Capacity Utilization – Indicates how much of the total manufacturing capacity is being utilized at a given point in time.
Downtime in Proportion to Operating Time – Ratio of downtime to operating time; a direct indicator of asset availability for production.
Efficiency - A measure of how well some resource performed relative to an established standard.
Labor Efficiency – Expressed as a percentage of actual hours vs. planned hours.
Manufacturing Cycle Time – The time it takes for manufacturing to produce a specified product from the time the order is released to production, to finished goods.
Manufacturing Cost as a Percentage of Revenue – A ratio of total manufacturing costs to the overall revenues produced by a manufacturing facility.
On-Time Delivery to Commit – The percentage of time that manufacturing delivers a completed product on the schedule that was committed to customers.
Productivity – This measures the overall production ability for manufacturing the product.
Throughput – Measures how much product is being manufactured over a specified period of time.
Total Manufacturing Cost per Unit Excluding Materials – A measure of all potentially controllable manufacturing costs used in production of a manufactured unit, item or volume.
Utilization – A measure of how intensively any resource was used in production of a product.
Work in Progress – The amount of inventory tied up in Work in Progress, expressed as a dollar amount.
Yield – The percentage of products that are manufactured correctly and to specifications the first time through the process without scrap or rework.
QuickBooks, even the Manufacturing & Wholesale versions (of Premier or Enterprise), can not provide this kind of data; this is one reason that almost any business composed predominately of manufacturing based sales should be using add-on manufacturing software that provides tools with which to gather and interpret these metrics.

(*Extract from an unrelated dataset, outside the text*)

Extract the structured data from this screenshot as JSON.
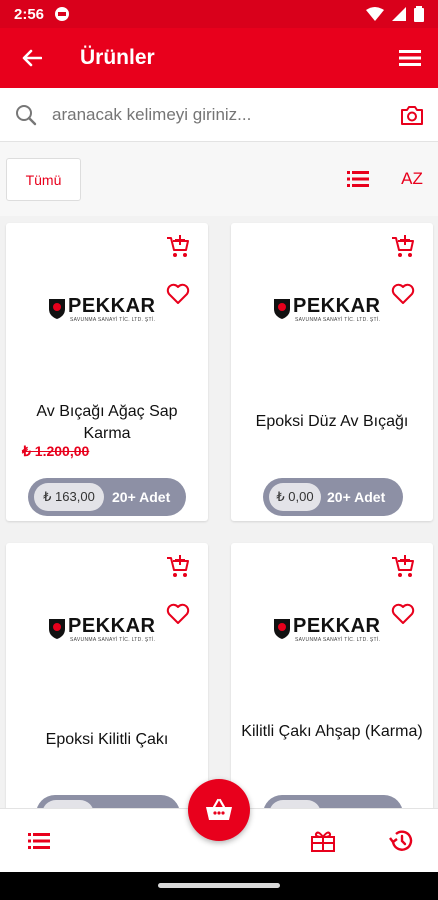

Obviously the extent to which these metrics are automated vs. manual in terms of collection and computation will significant impact the cost of such software. Programs which offer integrated shop-floor control with timekeeping are usually the most efficient at gathering this data as well as tracking job/project progress from start to finish.
In Part 2 of this article we will look at some of these production measures in real situations to interpret how the measurements impact both production efficiency and profitability .